By Asa Fitch and Rory Jones
The move-or-lose requirement was announced in an unusual edict last year that said government workers would have to give up housing allowances built into their salaries if they lived outside Abu Dhabi starting next month.
The measure appeared to be aimed at expatriate workers who have settled in neighboring Dubai because of its cheaper rents, opting to commute nearly 100 miles instead of paying up, while also being attracted to the city’s livelier culture. But it was also seen as a heavy-handed example of how Abu Dhabi is trying to compete with Dubai, legislating demand in its stagnant real estate market instead of letting market forces run their course.
The dictum has already resulted in marginally higher demand for rental properties, moving services and school places in Abu Dhabi, analysts and people involved in those industries say. The precise impact is hard to quantify, but 5,000 to 10,000 people could be affected, according to some analysts, helping buoy residential rates in Abu Dhabi’s oversupplied property market. While rents went down in Abu Dhabi in the wake of the financial crisis, they fell even further in some parts of Dubai, which had prompted many people to live there.
“We have definitely seen people moving to Abu Dhabi as a result of this regulation,” said Craig Plumb, head of research at Jones Lang LaSalle in Dubai. “It’s hard to tell the impact on the market, but the Abu Dhabi market seems to be recovering because for the first time in a while we are seeing rental rates increase.”
The average annual rental rate for a two-bedroom apartment in Abu Dhabi was 130,000 U.A.E. dirhams – about $35,000 – in the second quarter of the year, up from AED120,000 in the fourth quarter of 2012, according to JLL. Until then, rates had consistently fallen quarter-on-quarter since reaching a high of some AED230,000 in the fourth quarter of 2008, as the global financial crisis impacted the market and thousands of new units became available.
Many movers in Dubai also say they’re seeing an uptick in relocations to Abu Dhabi, although it’s hard to put a firm figure on the trend.

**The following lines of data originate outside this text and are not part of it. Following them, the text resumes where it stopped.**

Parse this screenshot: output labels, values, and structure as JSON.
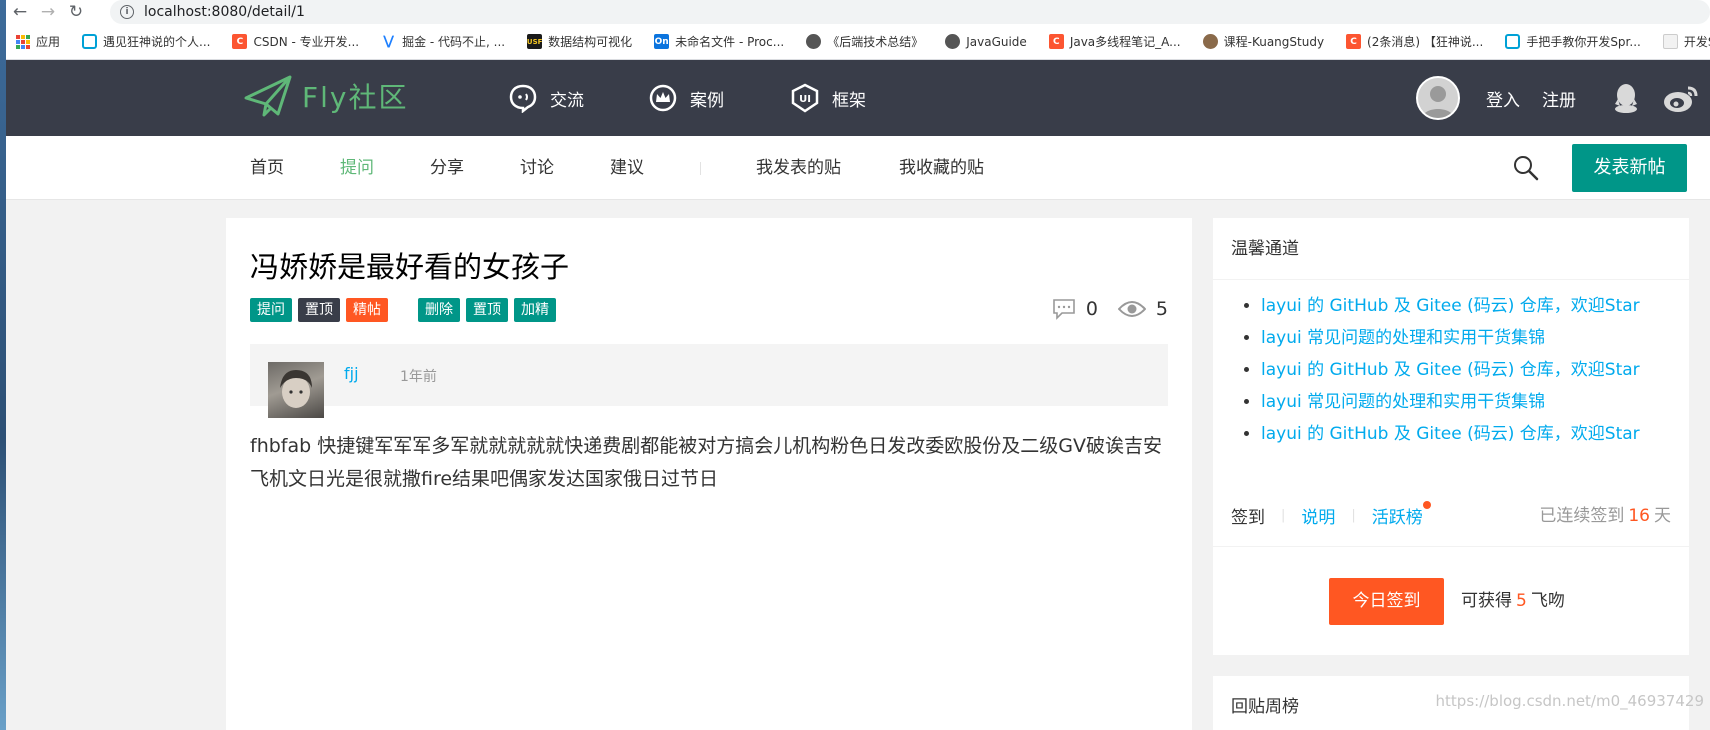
{
  "browser": {
    "url": "localhost:8080/detail/1",
    "bookmarks": [
      {
        "label": "应用",
        "icon": "apps-grid-icon"
      },
      {
        "label": "遇见狂神说的个人...",
        "icon": "bilibili-icon"
      },
      {
        "label": "CSDN - 专业开发...",
        "icon": "csdn-icon"
      },
      {
        "label": "掘金 - 代码不止, ...",
        "icon": "juejin-icon"
      },
      {
        "label": "数据结构可视化",
        "icon": "usf-icon"
      },
      {
        "label": "未命名文件 - Proc...",
        "icon": "processon-icon"
      },
      {
        "label": "《后端技术总结》",
        "icon": "globe-icon"
      },
      {
        "label": "JavaGuide",
        "icon": "globe-icon"
      },
      {
        "label": "Java多线程笔记_A...",
        "icon": "csdn-icon"
      },
      {
        "label": "课程-KuangStudy",
        "icon": "kuang-icon"
      },
      {
        "label": "(2条消息) 【狂神说...",
        "icon": "csdn-icon"
      },
      {
        "label": "手把手教你开发Spr...",
        "icon": "bilibili-icon"
      },
      {
        "label": "开发SpringB",
        "icon": "page-icon"
      }
    ]
  },
  "header": {
    "logo_text": "Fly社区",
    "nav": [
      {
        "label": "交流",
        "icon": "chat-bubble-icon"
      },
      {
        "label": "案例",
        "icon": "crown-icon"
      },
      {
        "label": "框架",
        "icon": "layui-shield-icon"
      }
    ],
    "login": "登入",
    "register": "注册"
  },
  "subnav": {
    "items": [
      "首页",
      "提问",
      "分享",
      "讨论",
      "建议"
    ],
    "active": "提问",
    "my_posts": "我发表的贴",
    "my_favorites": "我收藏的贴",
    "post_button": "发表新帖"
  },
  "post": {
    "title": "冯娇娇是最好看的女孩子",
    "tags": [
      "提问",
      "置顶",
      "精帖"
    ],
    "admin_actions": [
      "删除",
      "置顶",
      "加精"
    ],
    "comment_count": "0",
    "view_count": "5",
    "author": "fjj",
    "time": "1年前",
    "content": "fhbfab 快捷键军军军多军就就就就就快递费剧都能被对方搞会儿机构粉色日发改委欧股份及二级GV破诶吉安飞机文日光是很就撒fire结果吧偶家发达国家俄日过节日"
  },
  "sidebar": {
    "tips_title": "温馨通道",
    "tips": [
      "layui 的 GitHub 及 Gitee (码云) 仓库，欢迎Star",
      "layui 常见问题的处理和实用干货集锦",
      "layui 的 GitHub 及 Gitee (码云) 仓库，欢迎Star",
      "layui 常见问题的处理和实用干货集锦",
      "layui 的 GitHub 及 Gitee (码云) 仓库，欢迎Star"
    ],
    "sign": {
      "tab_sign": "签到",
      "tab_desc": "说明",
      "tab_rank": "活跃榜",
      "streak_prefix": "已连续签到",
      "streak_days": "16",
      "streak_suffix": "天",
      "button": "今日签到",
      "earn_prefix": "可获得",
      "earn_amount": "5",
      "earn_suffix": "飞吻"
    },
    "reply_rank_title": "回贴周榜"
  },
  "watermark": "https://blog.csdn.net/m0_46937429",
  "colors": {
    "header_bg": "#393d49",
    "accent_green": "#5fb878",
    "teal": "#009688",
    "orange": "#ff5722",
    "link_blue": "#01aaed"
  }
}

Mohammed Shabir, the manager at Royal Movers in Dubai, said while he would normally handle about one family relocation to Abu Dhabi a month, he is now handling about six of them. “Mostly people are moving because of these new rules,” he said.

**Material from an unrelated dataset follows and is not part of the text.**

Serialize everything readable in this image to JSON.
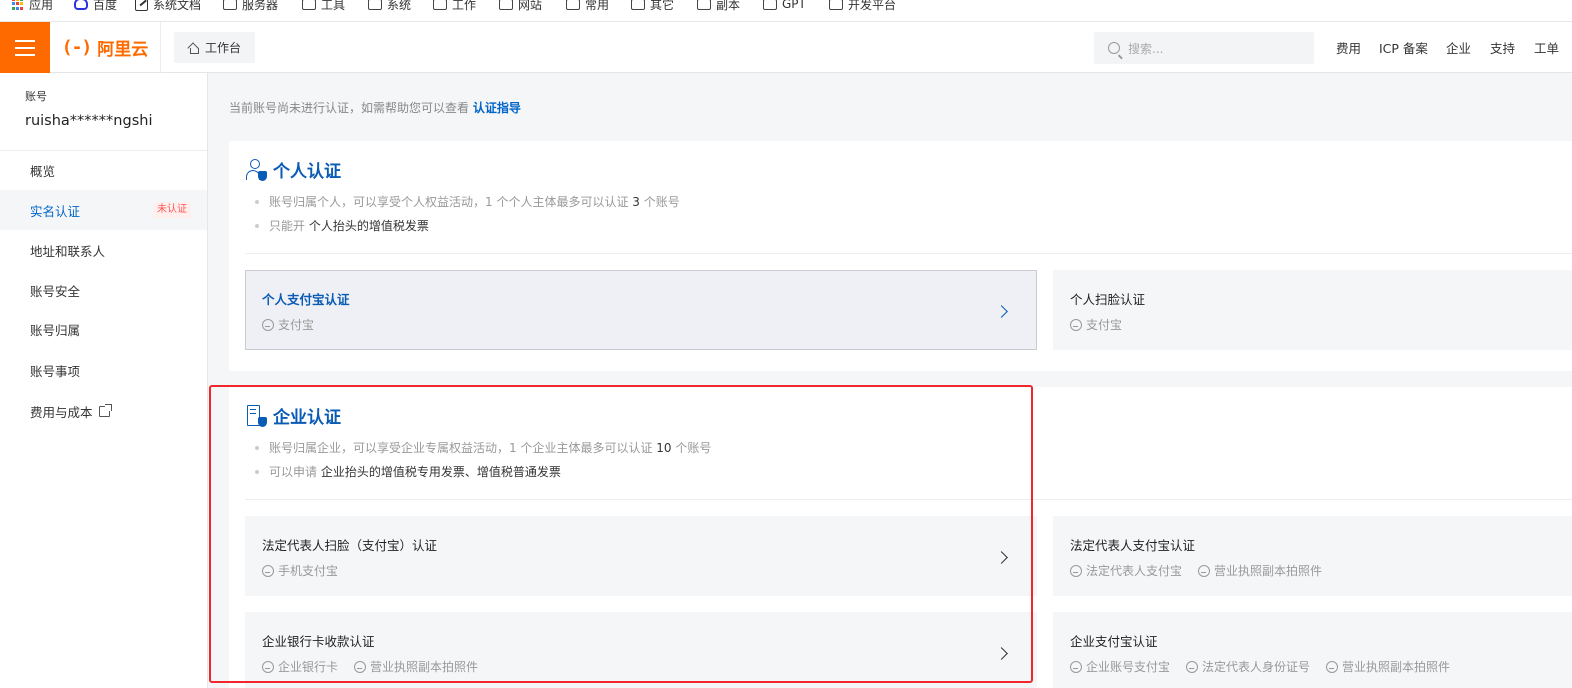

For schools, the regulation has been a double-edged sword. Demand for places in Abu Dhabi has increased, but some students in their final few years have either had to find another school – a difficult prospect – or make the long daily commute.
“If you have a son or daughter in the middle of A levels or the IB diploma, the chances of them picking up matching courses halfway through is almost nil,” said Clive Pierrepont, director of communications for schools operator Taaleem. “Some parents and students are faced with having to consider the prospect of the commute from Abu Dhabi to their Dubai school to complete their last year. It’s incredibly disruptive and stressful for all concerned.”- Middle East Real Time WSJ